On March 25, 2014, the Article 29 Working Party (the “WP29″) issued Opinion 03/2014 On Personal Data Breach Notification in order to help data controllers to assess whether to notify data subjects of a personal data breach.
Currently, only providers of telecommunications services are required to notify data subjects in the event of a personal data breach likely to adversely affect such data subjects’ personal data or privacy. Nevertheless, this obligation will be expanded in coming years to all data controllers, whatever their business sectors, with the upcoming adoption of the EU General Data Protection Regulation.
Anticipating the adoption of that Regulation, the WP29 has issued an opinion to provide general guidance for data controllers to assess, on a case-by-case basis, whether a breach is likely to adversely affect the personal data or privacy of data subjects, and therefore should be notified to data subjects.
In this opinion, the WP29 provides examples of data breaches likely to adversely affect the data subjects’ personal data or privacy, and gives some recommendations in terms of appropriate measures that, if implemented beforehand, may prevent such breaches (e.g., using an appropriate encryption product with a sufficiently strong and secret key, etc.). The WP29 also lists some scenarios where notification to data subjects would not be required (e.g., a personal data breach only relating to confidentiality where the data was securely encrypted with a state-of-the-art algorithm).
In addition to these practical examples and recommendations, the WP29 addresses key issues that data controllers may face while considering whether to notify data subjects. In particular, the WP29 underlines the need to notify even if only one data subject is concerned by the breach.

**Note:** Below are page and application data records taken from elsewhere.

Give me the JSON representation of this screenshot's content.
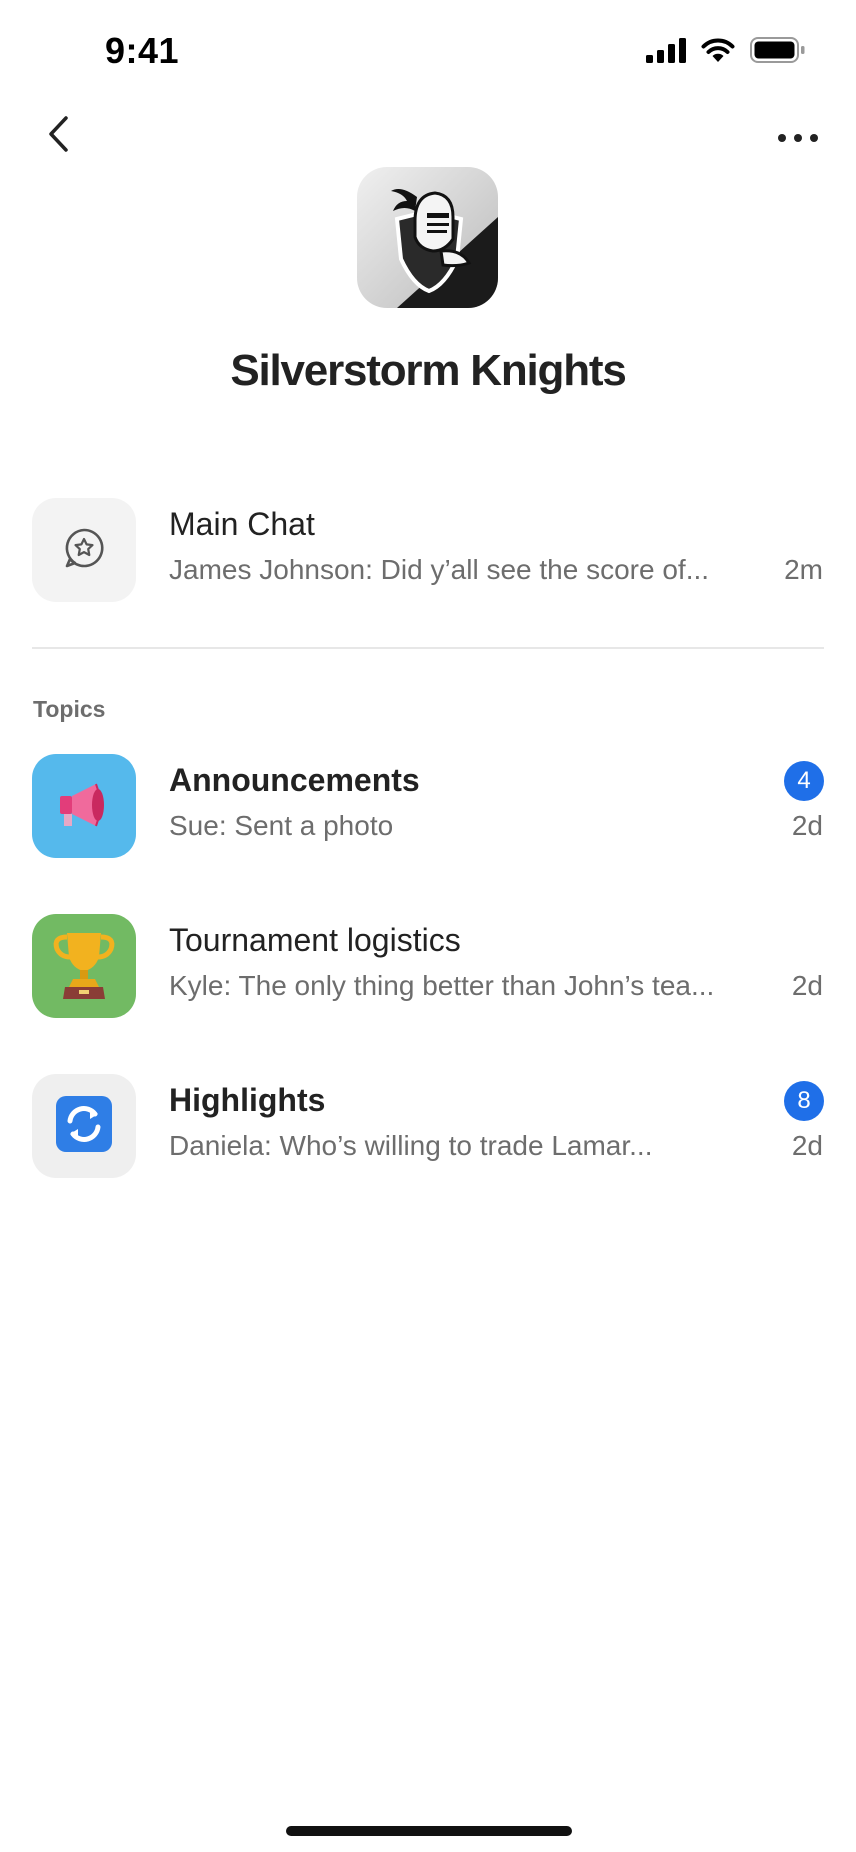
{
  "status_bar": {
    "time": "9:41"
  },
  "header": {
    "group_name": "Silverstorm Knights"
  },
  "main_chat": {
    "title": "Main Chat",
    "preview": "James Johnson: Did y’all see the score of...",
    "time": "2m"
  },
  "topics": {
    "section_label": "Topics",
    "items": [
      {
        "title": "Announcements",
        "preview": "Sue: Sent a photo",
        "time": "2d",
        "badge": "4",
        "icon": "megaphone-icon",
        "icon_bg": "#55b9ec"
      },
      {
        "title": "Tournament logistics",
        "preview": "Kyle: The only thing better than John’s tea...",
        "time": "2d",
        "badge": "",
        "icon": "trophy-icon",
        "icon_bg": "#72ba63"
      },
      {
        "title": "Highlights",
        "preview": "Daniela: Who’s willing to trade Lamar...",
        "time": "2d",
        "badge": "8",
        "icon": "refresh-icon",
        "icon_bg": "#efefef"
      }
    ]
  },
  "colors": {
    "badge": "#1f6fe8",
    "secondary_text": "#6d6d6d",
    "primary_text": "#222222"
  }
}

In case of doubt regarding the likelihood of adverse effects on the personal data or privacy, the WP29 recommends to “err on the side of caution and proceed with notification“.